Horror and fantasy not particularly being my cup of tea, I was most surprised by the emotional connection that Stranger Things was able to wield via the terrific child actors at the heart of the story. They wrap themselves around your psyche in all sorts of peculiar ways, none more so than the astonishing Millie Bobby Brown, the young British actress who plays the telekinetically enabled and unusually named “Eleven.” Suffice to say this little girl has quite the remarkable powers; she hooks up with the three boys searching for Winona’s missing son, and is on the lam from a laboratory where government agents used her as a guinea pig and potential weapon in the fight against the Russians (remember the Cold War?)

Anyway, her performance is really something to watch; she has limited dialogue, so expressions must convey all she feels, and every one of them cuts to the quick. Stranger Things is worth seeing just for the joy of encountering such a great new talent.

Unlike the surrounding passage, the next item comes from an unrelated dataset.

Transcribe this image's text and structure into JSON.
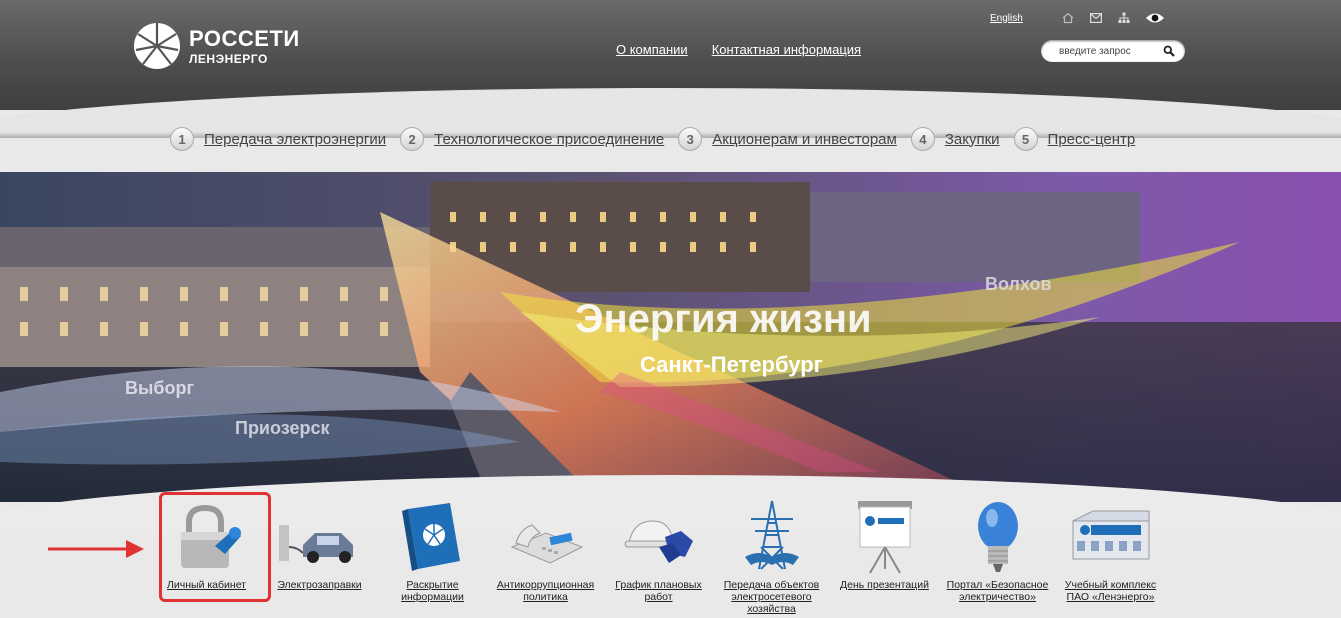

Oh, and back to Winona. How perfectly appropriate that she would be cast in a project that takes place in the decade which saw her emergence as one of the iconic actresses (Heathers, Beetlejuice) of her generation. Here, her acting has just the right amount of jitteriness required for a character who’s borderline nutso (due to the circumstances, of course). And just the necessary number of “Winona-isms” without which the occasion would not be complete.

So welcome back to Winona, goodbye to the summer…and here’s to a season two (just announced!)